AIM OF THE TASK
Search term "true": copy each line of the data containing it.

Data records for software interfaces

════════

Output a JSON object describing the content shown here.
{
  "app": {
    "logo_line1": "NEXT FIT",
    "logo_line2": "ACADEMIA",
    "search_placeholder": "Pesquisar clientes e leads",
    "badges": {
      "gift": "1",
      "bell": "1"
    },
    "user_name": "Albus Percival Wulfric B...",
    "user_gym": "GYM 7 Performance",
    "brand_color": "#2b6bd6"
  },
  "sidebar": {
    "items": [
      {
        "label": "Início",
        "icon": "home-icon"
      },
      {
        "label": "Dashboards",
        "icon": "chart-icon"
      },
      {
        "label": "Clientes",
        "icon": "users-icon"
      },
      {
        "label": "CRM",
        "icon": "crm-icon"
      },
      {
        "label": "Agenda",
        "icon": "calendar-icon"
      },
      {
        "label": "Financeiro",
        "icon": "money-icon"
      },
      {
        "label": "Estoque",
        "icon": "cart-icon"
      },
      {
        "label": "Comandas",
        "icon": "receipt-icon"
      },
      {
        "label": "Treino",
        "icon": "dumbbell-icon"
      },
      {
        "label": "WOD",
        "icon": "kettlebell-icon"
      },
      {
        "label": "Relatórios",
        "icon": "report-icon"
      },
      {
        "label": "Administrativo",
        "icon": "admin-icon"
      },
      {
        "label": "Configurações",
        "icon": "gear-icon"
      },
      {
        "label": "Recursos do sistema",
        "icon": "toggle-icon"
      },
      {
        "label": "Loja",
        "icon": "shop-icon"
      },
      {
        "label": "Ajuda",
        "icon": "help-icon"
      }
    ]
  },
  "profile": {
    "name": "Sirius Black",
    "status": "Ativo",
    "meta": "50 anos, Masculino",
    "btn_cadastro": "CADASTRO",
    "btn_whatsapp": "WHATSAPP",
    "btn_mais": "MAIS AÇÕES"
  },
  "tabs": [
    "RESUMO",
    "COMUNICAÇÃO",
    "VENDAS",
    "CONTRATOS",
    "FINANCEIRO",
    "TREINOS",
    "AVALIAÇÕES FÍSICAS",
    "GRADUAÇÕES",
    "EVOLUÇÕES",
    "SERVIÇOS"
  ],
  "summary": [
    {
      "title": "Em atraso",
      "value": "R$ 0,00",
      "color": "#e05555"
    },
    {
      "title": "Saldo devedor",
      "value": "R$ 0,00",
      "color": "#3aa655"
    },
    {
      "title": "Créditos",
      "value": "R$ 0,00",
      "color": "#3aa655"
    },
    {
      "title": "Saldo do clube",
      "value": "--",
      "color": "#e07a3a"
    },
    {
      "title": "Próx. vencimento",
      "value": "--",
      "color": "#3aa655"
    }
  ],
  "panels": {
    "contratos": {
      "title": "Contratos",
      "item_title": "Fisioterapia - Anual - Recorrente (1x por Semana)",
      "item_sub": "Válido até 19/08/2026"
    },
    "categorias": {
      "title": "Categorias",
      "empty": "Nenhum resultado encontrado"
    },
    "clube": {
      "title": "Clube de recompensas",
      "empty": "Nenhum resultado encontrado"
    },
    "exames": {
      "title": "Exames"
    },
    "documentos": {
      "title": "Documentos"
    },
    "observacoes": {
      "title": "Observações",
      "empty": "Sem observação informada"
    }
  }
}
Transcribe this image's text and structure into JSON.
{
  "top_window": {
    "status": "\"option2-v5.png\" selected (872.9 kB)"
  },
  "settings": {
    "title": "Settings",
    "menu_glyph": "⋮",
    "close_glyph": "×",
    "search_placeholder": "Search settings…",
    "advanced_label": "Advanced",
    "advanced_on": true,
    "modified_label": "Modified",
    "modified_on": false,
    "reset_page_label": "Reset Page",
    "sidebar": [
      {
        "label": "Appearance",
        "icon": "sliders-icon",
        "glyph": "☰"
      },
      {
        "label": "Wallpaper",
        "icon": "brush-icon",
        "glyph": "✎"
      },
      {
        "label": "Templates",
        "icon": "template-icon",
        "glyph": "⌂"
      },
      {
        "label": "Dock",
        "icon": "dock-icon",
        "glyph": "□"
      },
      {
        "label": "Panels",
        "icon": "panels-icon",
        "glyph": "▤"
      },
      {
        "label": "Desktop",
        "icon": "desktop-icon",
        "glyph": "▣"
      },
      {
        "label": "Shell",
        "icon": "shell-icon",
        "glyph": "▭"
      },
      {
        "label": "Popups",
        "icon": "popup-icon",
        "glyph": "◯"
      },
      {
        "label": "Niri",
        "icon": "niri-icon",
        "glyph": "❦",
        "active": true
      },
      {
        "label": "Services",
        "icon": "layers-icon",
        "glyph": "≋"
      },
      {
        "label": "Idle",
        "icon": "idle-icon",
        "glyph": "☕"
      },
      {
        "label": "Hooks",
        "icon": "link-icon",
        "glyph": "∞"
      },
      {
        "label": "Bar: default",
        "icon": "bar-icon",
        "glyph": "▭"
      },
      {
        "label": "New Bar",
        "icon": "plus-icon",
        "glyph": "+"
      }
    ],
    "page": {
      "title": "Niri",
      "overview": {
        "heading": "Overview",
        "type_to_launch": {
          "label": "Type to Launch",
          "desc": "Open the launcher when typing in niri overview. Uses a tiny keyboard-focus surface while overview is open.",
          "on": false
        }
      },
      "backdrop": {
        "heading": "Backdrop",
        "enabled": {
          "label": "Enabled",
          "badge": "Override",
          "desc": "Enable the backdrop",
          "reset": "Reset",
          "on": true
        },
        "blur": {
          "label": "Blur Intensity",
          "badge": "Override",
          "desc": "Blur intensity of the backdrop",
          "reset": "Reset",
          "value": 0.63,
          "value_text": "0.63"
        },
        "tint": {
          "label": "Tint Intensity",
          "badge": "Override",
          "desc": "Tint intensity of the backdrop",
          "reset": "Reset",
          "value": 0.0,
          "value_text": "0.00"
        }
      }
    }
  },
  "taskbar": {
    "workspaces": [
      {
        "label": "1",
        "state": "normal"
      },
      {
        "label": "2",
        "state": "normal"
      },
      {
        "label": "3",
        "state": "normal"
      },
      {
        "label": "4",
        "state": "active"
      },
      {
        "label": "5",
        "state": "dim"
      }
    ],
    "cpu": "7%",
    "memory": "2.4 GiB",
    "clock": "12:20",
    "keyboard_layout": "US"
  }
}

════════

EXERCISE OUTPUT
    "advanced_on": true,
        "active": true
          "on": true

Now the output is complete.